About

I have now been running WaterCooler Neuroscience for two years and releasing episodes for just over a year at the time of writing this. The show has grown in amazing fashion and I am so happy I could move to podcasting where my talks are now heard by hundreds of thousands of people. But what is this show trying to do?

OK prepare for a mental journey because this new About Us was written when I realised that this show and food shows have a lot in common. This is going to be great. You will almost definitely have watched a traveling food show at some time. A well-spoken but eccentric presenter getting to travel to far off lands on a TV show’s dime and talking about a back-alley taco truck in Mexico or a steakhouse in Argentina no one knows about, maybe a noodle bar in Tokyo only accessible after eighty-five wrong turns. Those shows are amazing for me, they give me a window into a world that I would just never have known existed. Why am I talking about this? Well, that is what this show is for the brain.

Most of my guests are people you won’t have heard of; I am not only interviewing the neuroscientists already on TV but also those who do cutting-edge research found in the journals only scientists read. Just as I love to see some beautiful dish I know I’ll never get to try I want to bring you research you would have never known about, to inspire you, to teach you, and for the duration of my show open up the curtains just a little.

Are you ready to dive in and try something new?

This is actually my own brain scan done when I first started my training as a neuroscientist.

2020
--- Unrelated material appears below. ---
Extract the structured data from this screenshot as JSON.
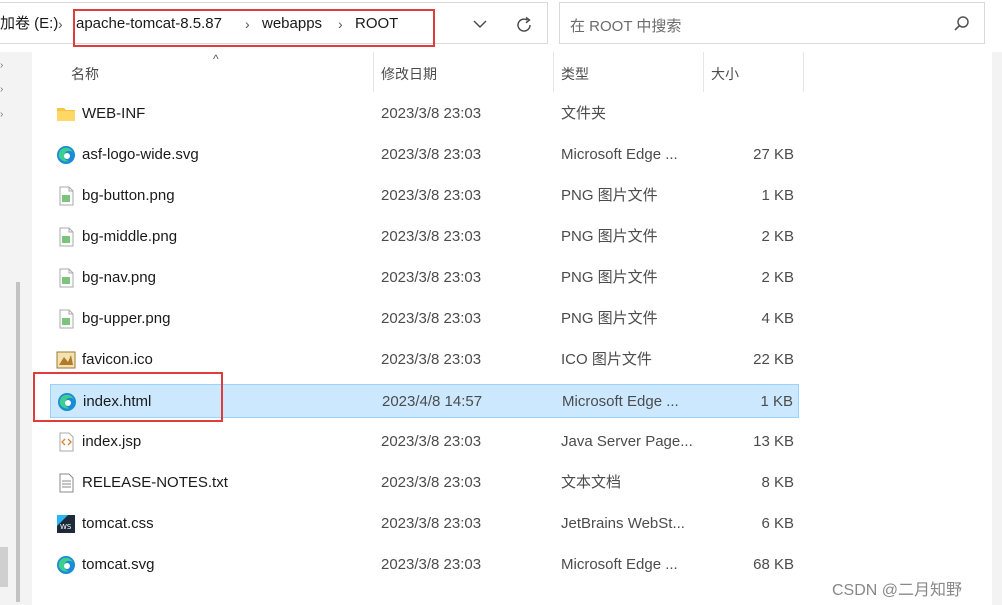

Saying something is ‘neuroscience’ is equivalent to calling it ‘rocket science’. It is both an endorsement and an insult at the same time. While everyone has a brain and we all spend our day thinking about what is going on in other’s heads, the actual workings of the brain and the mind are understandably impenetrable. With that being said, the brain is undeniably fascinating, it is the most complex object humanity has come across in the universe. The brain is what lets you read this sentence, it generates our understanding of the world and all the amazing things humans do to fill it. 

So how do we get at the brain? That is where WCNeuro throws it hat in the ring. Through experimental psychology and neuroscience, our knowledge of the brain grows every day, but that knowledge is at conferences and in scientific journals however when it is distilled to the mass media a certain flavour of the work is lost. What if there was a podcast where we train you to understand scientists as scientists speak?

So how do we get at the brain? That is where WCNeuro throws it’s hat in the ring. Through experimental psychology and neuroscience, our knowledge of the brain grows every day, but that knowledge is at conferences and in scientific journals but when it is distilled to the mass media a certain flavour of the work is lost. What if there was a podcast where we train you to understand scientists as scientists speak?

 

Our series have different aims and are there to suit what you want to know about the brain:

WaterCooler Neuroscience: our flagship series where we invite peer-reviewed researchers in Psychology and Neuroscience. We go through their work and as they explain what they did to learn about the field you are brought up to speed as well. Each season also has two episodes where we discuss the methods that scientists take for granted but you only really learn about in university. How could you understand what a psychologist did if you have no idea how they did it?

A Brain Talking About Brains: when I was working on the first season of WCNeuro I realised my background as a psychologist gave me the privilege of knowing a great deal about the working of the brain, knowledge I took for granted. As I interviewed physicists, engineers, programmers, medical doctors and every other field that is part of neuroscience that privilege became more apparent. ABTAB works to address this, I discuss major findings in psychology that every psychologist knows by heart. I go through their history, what the original findings were and how decades of research and has tested and moulded those theories.

Think Fast: this is a new series we are designing for the potential brain researcher on the go. In this series, we discuss a research finding that had the greatest impression on our guest. In just fifteen minutes we break it down and how it shaped our guest’s thinking and their research. Easy as that.